Q3 2018 Commentary
- Fund performance is not available for funds with a history of less than one year.
- Economic data in Q3 2018 were impaired by trade tensions, but impact of short-term monetary relief has begun to take effect. Fixed investments in manufacturing and real estate rose throughout Q3, but broader fixed investments saw declines due to significant reduction from financials as liquidity from non-banking financing channels dry up. Implementation of the new guidelines for the asset management industry is taking effect. The regulators’ efforts have resulted in a decline in M1 growth, while M2 growth was steady at above 8.0%.
- Import and exports peaked in July at 27.3% at 12.1% due to pre-tariff stock ups and has since came down. Although PMI were still above 50, the declining activities were significantly dragged by New Exports.
- The markets reported losses in Q3 exacerbated by the sustained trade tensions but recovered from mid-September bottoms at the end of the period. Both A-shares and Hong Kong markets saw declines across the board during the reporting period. The onshore mid-and-small cap companies were under the most pressure, while large-cap companies fared better. In the onshore market, Financials, Energy, and Telecommunication Services saw returns of 8.86%, 8.27%, and 5.6% respectively, in local currency terms. Consumer Discretionary and Healthcare reported the largest losses at -13.09% and -13.86% respectively.
- Government policies tended to be expansive. Both fiscal and monetary policies are likely to be supportive for the economy for the near term.
- The China-US conflict is expected to continue, symbolized by Mike Pence’s recent speech at Hudson Institution. Based on our estimates, a full-blown trade war is possible. The 25% tariff on $250 billion Chinese goods (the worst-case scenario) may reduce GDP growth by approximately 1.0%. However, the depreciation of RMB and other proactive policies may offset most of the impact and lead to a final loss of 0.2% to 0.4% in GDP growth.
- MSCI is expected to raise the percentage weight of included large-cap A-share stocks in MSCI EM Index from 5% to 20%, while FTSE has confirmed its initial A-share market inclusion as 5.5% of its emerging market index in 2019. These initiatives are likely to increase foreign investors’ interest in the A-share market. We believe that offshore capital will flow into A-share market with $30 to $50 billions of annual inflows, which would benefit the industry leaders.
- The valuation of A-share stocks is relatively low compared to its historical range. The TTM P/E ratio of CSI 300 has dropped to 11.7x (as of Sep 30, 2018), even 10% lower than the historical lows in 2008.
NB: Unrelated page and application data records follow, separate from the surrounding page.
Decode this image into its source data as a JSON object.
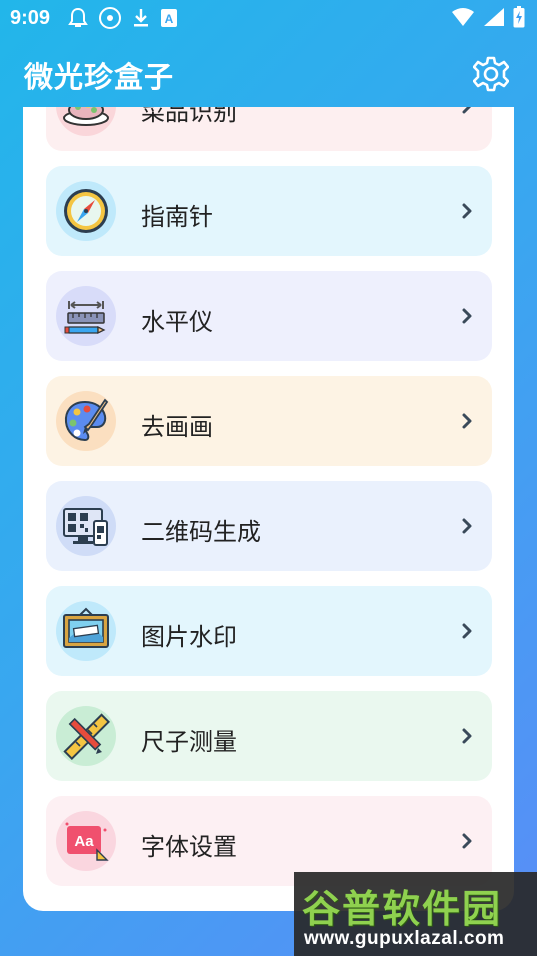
{
  "status_bar": {
    "time": "9:09",
    "left_icons": [
      "notification-bell-icon",
      "media-disc-icon",
      "download-icon",
      "translate-icon"
    ],
    "right_icons": [
      "wifi-icon",
      "signal-icon",
      "battery-charging-icon"
    ]
  },
  "app": {
    "title": "微光珍盒子",
    "settings_icon": "gear-icon"
  },
  "colors": {
    "header_gradient_start": "#22b6ea",
    "header_gradient_end": "#5a8df7",
    "chevron": "#3a4a5a",
    "watermark_green": "#8fd14f"
  },
  "items": [
    {
      "label": "菜品识别",
      "icon": "dish-icon",
      "bg": "#fdeff0",
      "icon_bg": "#fad6da"
    },
    {
      "label": "指南针",
      "icon": "compass-icon",
      "bg": "#e3f6fd",
      "icon_bg": "#bfe9fb"
    },
    {
      "label": "水平仪",
      "icon": "level-ruler-icon",
      "bg": "#eef0fd",
      "icon_bg": "#d8dcf9"
    },
    {
      "label": "去画画",
      "icon": "palette-icon",
      "bg": "#fdf3e4",
      "icon_bg": "#fbdfc0"
    },
    {
      "label": "二维码生成",
      "icon": "qr-computer-icon",
      "bg": "#eaf1fd",
      "icon_bg": "#cfdcf7"
    },
    {
      "label": "图片水印",
      "icon": "framed-picture-icon",
      "bg": "#e3f6fd",
      "icon_bg": "#bfe9fb"
    },
    {
      "label": "尺子测量",
      "icon": "ruler-pencil-icon",
      "bg": "#eaf8ef",
      "icon_bg": "#c9edd5"
    },
    {
      "label": "字体设置",
      "icon": "font-aa-icon",
      "bg": "#fdf0f3",
      "icon_bg": "#fad6df"
    }
  ],
  "watermark": {
    "title": "谷普软件园",
    "url": "www.gupuxlazal.com"
  }
}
- Our sector allocation, style preference, and portfolio characteristics remain consistent. We remain cautious on non-core supply chain companies with heavy leverage, high valuation, weak cash flows and export orientation (such as, Apple’s suppliers). We still prefer large-cap companies which are safer during market deterioration. The portfolio overweighs domestic demand related stocks, such as baijiu, house appliances, auto makers, and healthcare. These stocks could benefit from the rising middle class in China, without being affected by the trade war.